Principle Seven: Surprise
This is put last on purpose, for surprise is the first principle of offensive combat. However, the privilege of striking the first blow is a luxury we must usually grant to our attacker, so in a sense there can be no strategic surprise in defense. But that does not mean that the defender cannot achieve tactical surprise. By doing what our assailant least expects us to do, we may throw him completely off.
As we have seen, what he usually least suspects is instant, violent counterattack, so the principle of aggressiveness is closely tied to threat of surprise. One of the most hilarious episodes in recent cinema presents a bank teller debating the spelling of a written demand passed through the wicket by the bank robber. The whole affair shifts from banditry to an argument about whether the money can be handed over in the face of so badly constructed a missive.
Pretty far-fetched, of course, but still stimulating. The unexpected is disconcerting. A disconcerted felon is momentarily less in charge of his own thoughts than the moment just before or just after. At that moment, his victim may be able to turn the tables.
On a realistic note, I can point out that in every single successful defense against violent attack that I know of and I have studied this matter for nearly three decades -the attacker was totally surprised when his victim did not wilt.
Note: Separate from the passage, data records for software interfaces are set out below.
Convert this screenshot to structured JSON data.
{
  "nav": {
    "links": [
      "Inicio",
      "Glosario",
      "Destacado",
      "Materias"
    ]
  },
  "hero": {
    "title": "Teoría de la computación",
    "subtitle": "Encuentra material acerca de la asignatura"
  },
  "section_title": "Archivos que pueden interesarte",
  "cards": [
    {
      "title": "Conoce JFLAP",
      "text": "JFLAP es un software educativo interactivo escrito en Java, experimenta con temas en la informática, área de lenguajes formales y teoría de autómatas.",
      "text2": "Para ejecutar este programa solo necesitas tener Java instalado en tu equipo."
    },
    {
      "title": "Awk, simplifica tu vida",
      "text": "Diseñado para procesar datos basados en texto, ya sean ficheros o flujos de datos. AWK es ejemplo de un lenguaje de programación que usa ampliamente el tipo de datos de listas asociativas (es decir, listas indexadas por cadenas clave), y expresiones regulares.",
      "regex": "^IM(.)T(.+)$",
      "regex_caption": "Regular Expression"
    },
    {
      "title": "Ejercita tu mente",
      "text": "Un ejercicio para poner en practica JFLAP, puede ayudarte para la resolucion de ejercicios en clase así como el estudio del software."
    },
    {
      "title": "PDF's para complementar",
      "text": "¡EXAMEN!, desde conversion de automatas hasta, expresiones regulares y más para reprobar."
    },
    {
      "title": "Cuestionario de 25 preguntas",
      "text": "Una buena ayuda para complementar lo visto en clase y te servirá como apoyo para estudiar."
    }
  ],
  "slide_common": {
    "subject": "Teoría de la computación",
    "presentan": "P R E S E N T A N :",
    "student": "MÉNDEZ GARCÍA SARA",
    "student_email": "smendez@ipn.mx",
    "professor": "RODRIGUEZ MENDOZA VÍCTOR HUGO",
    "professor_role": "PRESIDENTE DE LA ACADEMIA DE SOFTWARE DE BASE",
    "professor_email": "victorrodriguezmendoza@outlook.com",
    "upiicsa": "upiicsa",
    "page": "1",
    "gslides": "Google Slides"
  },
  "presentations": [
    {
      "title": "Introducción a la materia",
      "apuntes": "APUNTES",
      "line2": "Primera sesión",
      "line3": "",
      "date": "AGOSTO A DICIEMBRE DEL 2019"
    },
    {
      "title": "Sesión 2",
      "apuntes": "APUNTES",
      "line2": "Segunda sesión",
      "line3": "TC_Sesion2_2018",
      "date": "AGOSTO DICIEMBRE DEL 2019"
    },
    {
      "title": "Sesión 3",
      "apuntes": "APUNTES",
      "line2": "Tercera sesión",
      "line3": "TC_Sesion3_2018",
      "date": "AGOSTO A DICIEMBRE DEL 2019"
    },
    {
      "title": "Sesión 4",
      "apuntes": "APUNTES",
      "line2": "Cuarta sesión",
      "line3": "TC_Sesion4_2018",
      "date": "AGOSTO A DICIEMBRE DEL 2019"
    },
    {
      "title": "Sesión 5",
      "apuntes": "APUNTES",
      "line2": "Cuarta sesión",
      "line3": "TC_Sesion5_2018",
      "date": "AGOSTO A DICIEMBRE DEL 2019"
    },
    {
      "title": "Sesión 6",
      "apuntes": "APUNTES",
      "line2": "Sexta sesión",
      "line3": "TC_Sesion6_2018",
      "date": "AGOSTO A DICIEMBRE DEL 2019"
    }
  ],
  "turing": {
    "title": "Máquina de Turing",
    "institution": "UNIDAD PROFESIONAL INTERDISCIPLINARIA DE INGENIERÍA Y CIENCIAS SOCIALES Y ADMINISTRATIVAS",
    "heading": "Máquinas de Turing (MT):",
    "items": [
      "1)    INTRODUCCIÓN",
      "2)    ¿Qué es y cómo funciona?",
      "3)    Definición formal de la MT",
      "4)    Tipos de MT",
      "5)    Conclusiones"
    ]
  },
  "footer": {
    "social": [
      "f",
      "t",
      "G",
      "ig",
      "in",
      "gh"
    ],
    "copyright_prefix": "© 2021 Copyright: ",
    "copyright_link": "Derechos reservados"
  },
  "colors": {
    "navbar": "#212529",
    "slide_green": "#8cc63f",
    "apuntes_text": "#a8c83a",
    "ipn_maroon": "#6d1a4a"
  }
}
The speed, power, efficiency, and aggressiveness of the counterattack varied greatly, but the mere fact of its existence was the most elemental component of its success. If you have friends in law enforcement, ask them to tell you the “April Fool” joke. It’s a bit gamy for a publication of this sort, but it makes a point-and it is very funny. Its moral is the moral of this manual: The criminal does not expect his prey to fight back. May he never choose you, but, if he does, surprise him.
A Final Word
There is a purpose to be served by this essay. The combination of modem medical science and the welfare state has brought about a condition of general overcrowding and boredom which, magnified by vast worldwide increases in population, has resulted in an unconscionable drop in personal safety. Before World War II, one could stroll in the parks and streets of the city after dark with hardly any risk-at least no more than was involved in driving on the highway.
A young woman needed no escort. One could safely ask for help on the road. Meeting with another rifleman in the woods was occasion for comradeship rather than a red alert. This is true no longer.
Today, and for the foreseeable future, the problem of personal risk is much more serious than of yore. Our police do what they can, but they can’t protect us everywhere and all the time. All too often they cannot even protect themselves.
Your physical safety is up to you, as it really always has been.
The principles herein enunciated are the result of a great deal of study and consultation, plus a fair amount of actual experience. Taken to heart, they may save your life. There is always an element of luck in any sort of conflict, and I know of no way to guarantee success in every instance.
What I do know, however, is that if the victims of the dozen or more sickening atrocities that have gained nationwide fame in recent years had read this book, and had heeded what they read, they would have survived those actions.
Additionally, a small but select number of goblins would not be alive today, bounding in and out of courts and costing us all money that could be much better spent.
George Patton told his officers, “Don’t worry about your flanks. Let the enemy worry about his flanks.” It is high time for society to stop worrying about the criminal, and to let the criminal start worrying about society. And by “society” I mean you.